Step 2: Know your enrollment period
Your Medicare enrollment period can be based on your age and/or circumstances.
The three times when you can sign up:
- You turn 65
- You leave active large group health coverage
- You missed both of the above
Initial Enrollment Period
If you’re starting Medicare by way of turning 65, you will have a seven-month period to notify Social Security that you intend to enroll in Medicare. This is officially called your Initial Enrollment Period (IEP).
Your IEP window begins three months before the month in which you turn 65 and extends three months after it. For example, if your birthday falls on Sept. 9, then your window begins June 1 and closes Dec. 31 (Everything in Medicare-land is dated to the first of the month.):
|Your birth month||IEP Begins||IEP Ends|
Leaving current, large group health coverage (Special Enrollment Period)
You or your spouse kept working past age 65 and are now ready to retire. You missed your Initial Enrollment Period. What enrollment period should you use? Your Special Enrollment Period for Original Medicare. If you’re starting Medicare after age 65 because you or your spouse continued working for a large group employer and are now ready to retire, then you will have an eight-month window to sign up for Medicare. Your Special Enrollment Period SEP) begins three months before the month in which you stop working and extends eight months after the month when you stopped working.
Note: To qualify for the SEP, you and your employer must provide a one-page document, Form CMS-L564, to Social Security.
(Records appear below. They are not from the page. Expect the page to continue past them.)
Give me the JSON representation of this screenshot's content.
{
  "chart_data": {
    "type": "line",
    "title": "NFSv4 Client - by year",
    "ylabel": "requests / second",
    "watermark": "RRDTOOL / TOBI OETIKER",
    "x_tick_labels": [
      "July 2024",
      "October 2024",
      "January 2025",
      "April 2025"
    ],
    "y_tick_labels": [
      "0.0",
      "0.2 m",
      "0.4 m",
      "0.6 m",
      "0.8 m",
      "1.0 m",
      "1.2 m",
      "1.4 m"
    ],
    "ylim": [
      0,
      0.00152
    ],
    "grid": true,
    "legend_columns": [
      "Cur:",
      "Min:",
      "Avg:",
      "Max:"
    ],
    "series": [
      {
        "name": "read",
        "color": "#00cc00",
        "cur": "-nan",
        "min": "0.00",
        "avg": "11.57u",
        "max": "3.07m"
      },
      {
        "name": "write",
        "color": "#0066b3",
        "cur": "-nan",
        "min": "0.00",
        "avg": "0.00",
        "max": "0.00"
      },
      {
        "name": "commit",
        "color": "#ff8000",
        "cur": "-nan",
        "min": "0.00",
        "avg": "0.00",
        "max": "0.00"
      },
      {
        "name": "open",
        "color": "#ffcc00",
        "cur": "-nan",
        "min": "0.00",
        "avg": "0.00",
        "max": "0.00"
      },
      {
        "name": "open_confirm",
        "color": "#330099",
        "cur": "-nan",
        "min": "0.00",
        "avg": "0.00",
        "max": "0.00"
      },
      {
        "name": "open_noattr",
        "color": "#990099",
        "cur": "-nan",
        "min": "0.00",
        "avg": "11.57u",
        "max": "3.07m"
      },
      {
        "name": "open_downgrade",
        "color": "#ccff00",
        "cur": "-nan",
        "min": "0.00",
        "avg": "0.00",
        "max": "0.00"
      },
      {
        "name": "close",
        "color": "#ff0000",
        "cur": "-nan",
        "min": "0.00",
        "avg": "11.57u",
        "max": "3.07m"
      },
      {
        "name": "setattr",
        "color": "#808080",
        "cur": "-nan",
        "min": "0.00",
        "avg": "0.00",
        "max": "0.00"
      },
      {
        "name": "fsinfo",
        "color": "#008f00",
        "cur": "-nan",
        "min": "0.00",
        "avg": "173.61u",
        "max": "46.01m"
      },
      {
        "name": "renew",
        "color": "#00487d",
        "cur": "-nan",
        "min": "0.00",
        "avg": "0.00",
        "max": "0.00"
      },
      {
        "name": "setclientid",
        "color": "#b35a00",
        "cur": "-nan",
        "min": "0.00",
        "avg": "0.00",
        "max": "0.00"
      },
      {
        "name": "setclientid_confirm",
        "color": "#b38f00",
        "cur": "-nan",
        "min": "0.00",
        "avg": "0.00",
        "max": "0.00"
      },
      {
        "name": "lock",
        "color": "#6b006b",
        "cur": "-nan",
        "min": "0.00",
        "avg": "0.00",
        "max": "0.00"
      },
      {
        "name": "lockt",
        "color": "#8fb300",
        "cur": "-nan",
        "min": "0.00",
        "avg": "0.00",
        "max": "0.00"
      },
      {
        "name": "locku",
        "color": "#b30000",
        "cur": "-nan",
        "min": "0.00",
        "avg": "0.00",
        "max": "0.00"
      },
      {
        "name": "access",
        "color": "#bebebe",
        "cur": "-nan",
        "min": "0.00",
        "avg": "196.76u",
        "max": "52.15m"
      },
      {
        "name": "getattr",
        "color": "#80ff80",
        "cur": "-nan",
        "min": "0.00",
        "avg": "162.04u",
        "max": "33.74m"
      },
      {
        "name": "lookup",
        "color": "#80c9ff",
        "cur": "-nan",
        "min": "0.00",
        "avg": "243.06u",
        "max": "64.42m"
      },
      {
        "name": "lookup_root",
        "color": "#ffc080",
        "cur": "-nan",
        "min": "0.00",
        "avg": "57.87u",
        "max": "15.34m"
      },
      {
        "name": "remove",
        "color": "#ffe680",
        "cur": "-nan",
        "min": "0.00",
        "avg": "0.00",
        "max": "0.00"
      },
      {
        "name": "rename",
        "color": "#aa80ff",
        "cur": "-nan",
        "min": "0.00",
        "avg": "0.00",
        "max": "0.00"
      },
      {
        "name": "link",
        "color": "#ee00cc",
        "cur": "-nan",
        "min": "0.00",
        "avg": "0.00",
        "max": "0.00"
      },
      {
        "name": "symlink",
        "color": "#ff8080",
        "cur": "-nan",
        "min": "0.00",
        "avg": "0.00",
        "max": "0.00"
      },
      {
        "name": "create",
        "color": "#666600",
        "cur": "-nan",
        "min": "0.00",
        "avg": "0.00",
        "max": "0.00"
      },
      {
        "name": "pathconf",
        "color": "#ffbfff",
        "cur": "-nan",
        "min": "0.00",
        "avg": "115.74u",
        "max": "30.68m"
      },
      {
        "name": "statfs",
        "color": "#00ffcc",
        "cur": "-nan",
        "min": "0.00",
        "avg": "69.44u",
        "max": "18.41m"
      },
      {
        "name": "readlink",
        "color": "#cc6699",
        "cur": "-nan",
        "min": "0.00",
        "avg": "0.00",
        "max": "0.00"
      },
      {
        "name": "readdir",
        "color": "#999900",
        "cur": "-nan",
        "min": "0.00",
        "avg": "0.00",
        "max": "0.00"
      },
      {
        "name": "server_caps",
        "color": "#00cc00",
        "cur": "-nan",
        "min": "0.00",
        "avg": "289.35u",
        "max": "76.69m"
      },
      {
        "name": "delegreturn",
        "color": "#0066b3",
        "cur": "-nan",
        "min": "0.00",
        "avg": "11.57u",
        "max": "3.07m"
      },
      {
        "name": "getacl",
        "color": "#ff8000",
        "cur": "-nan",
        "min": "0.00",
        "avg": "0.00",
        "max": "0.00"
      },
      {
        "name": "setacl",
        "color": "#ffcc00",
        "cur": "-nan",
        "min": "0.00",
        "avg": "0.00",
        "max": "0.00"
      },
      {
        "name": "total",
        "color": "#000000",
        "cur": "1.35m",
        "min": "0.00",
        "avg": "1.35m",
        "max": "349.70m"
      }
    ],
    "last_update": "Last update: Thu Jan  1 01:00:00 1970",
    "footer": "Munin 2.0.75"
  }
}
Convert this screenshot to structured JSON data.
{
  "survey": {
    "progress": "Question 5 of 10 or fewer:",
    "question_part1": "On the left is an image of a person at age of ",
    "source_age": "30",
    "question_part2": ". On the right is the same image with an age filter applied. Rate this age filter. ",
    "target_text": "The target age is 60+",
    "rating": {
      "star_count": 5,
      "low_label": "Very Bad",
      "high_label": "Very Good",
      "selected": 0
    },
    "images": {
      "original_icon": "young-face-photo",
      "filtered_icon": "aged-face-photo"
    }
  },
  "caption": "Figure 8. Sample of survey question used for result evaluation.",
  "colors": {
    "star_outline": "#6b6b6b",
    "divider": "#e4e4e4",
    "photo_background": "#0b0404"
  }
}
The form is straightforward and your Human Resources department should be familiar with it.
Also, be sure to keep proof of creditable coverage. By law, any employer offering health coverage must send a letter to all Medicare-eligible employees each fall stating if their group prescription coverage meets Medicare’s creditable coverage standard. Hold on to this letter. (If you lose it, your company’s Human Resources department must keep this annual letter on file for 10 years, so you can ask for a spare.)
Every other situation: General Enrollment Period
You can apply to start Medicare during the General Enrollment Period (GEP) between Jan. 1 and March 31. This is a catch-all window for anyone who missed either of the two enrollment periods discussed above. If you enroll during GEP, your Medicare Part A date will start Jan. 1 and your Part B will be dated to July 1.
Yes, you can change your mind
What if you’re above age 65 but planning to return to work for a large group employer? No problem, this is quite common.
The decision to start Medicare is typically reversible. You can discontinue paying premiums for Medicare Part B by completing Form 1763 if you’d like to opt in to your large company’s work-provided insurance.
Excerpted from "It's Not That Complicated" Copyright © 2022 Memoir, Inc. dba Chapter, All rights reserved. No part of this book may be reproduced without the prior written permission of the copyright owner.